The luxury of commuting by a highly developed public transport system, feeling safe in a large first-world urban center of the world, while inhibiting its diverse millues, as a resident for a month, further inspired me.The running theme of the residency for me, became the experience of solitude amongst people and to consider urban ecology and geography in a first world city, to add layers and new perspectives to my work as an artist. 

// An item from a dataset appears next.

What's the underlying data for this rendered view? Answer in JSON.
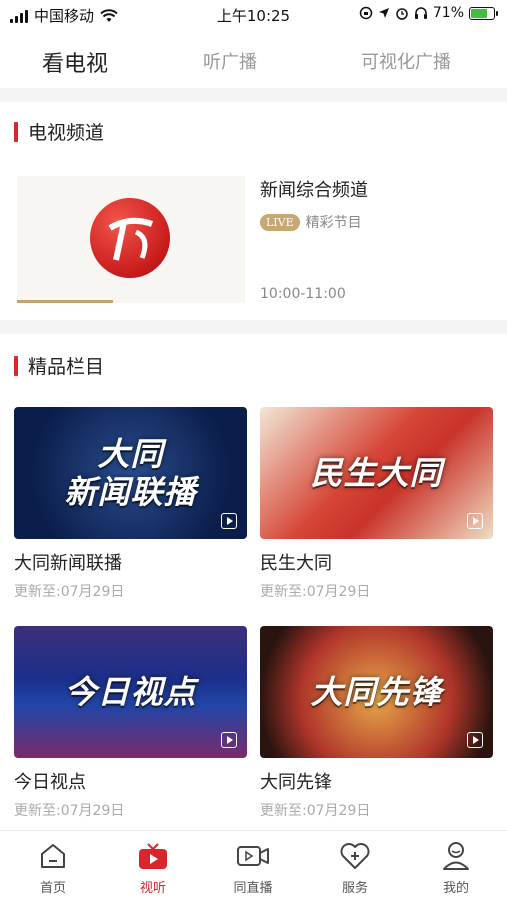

My days were extremely productive, immersive, and provocative. Away from home ground, I was immersed in thoughts and actions that were related to making art in public space and locating myself in the district of Lichtenberg, Berlin, as the context. While my days were spent in the district of Lichtenberg, I would engage with other neighborhoods in the evening. I felt lucky to have a few good old friends who are Berliners.

I used a very rudimentary process of drawing, mark-making, record-making, mapping, cartography, to expose the cracks and fissures in the logic and narrative of progress and development. immigrants, migrants and refugees, are the texture and fabric of the city; conflicting states of being and identity, belonging and longing. I spent my days in the parks, making rubbings of tree barks, making drawings in plain air, using found sticks and objects as drawing tools, making collections and little assemblages, enjoying summer sun picnics, and observing the reactions of passers by who chanced upon me making these records of my time. These collections of rubbings have become a vital record, a map, and a tracing. The tenderness of touching or hugging trees, and making impressions of the textures on the bark surface, was experienced as an encounter with the surface, exposing the scars and marks of time.

Berlin for me always represented the best of urban citizenship with care given to public life and public spaces. The citizens of the City and visitors alike enjoy green space and states of solitude as well as spaces for community gathering. I observed, every park in Lichtenberg or Berlin has a playground, a trash bin, a natural or man-made water body, a historical monument, a book exchange booth, and clean public restrooms.

My time in the Lichtenberg Residency allowed me to explore urban ecology. Recording my time by making tracings and rubbings of trees in parks, and drawing what I observed, was my response to transforming terror into tenderness, joy, care and peace.

December, 2023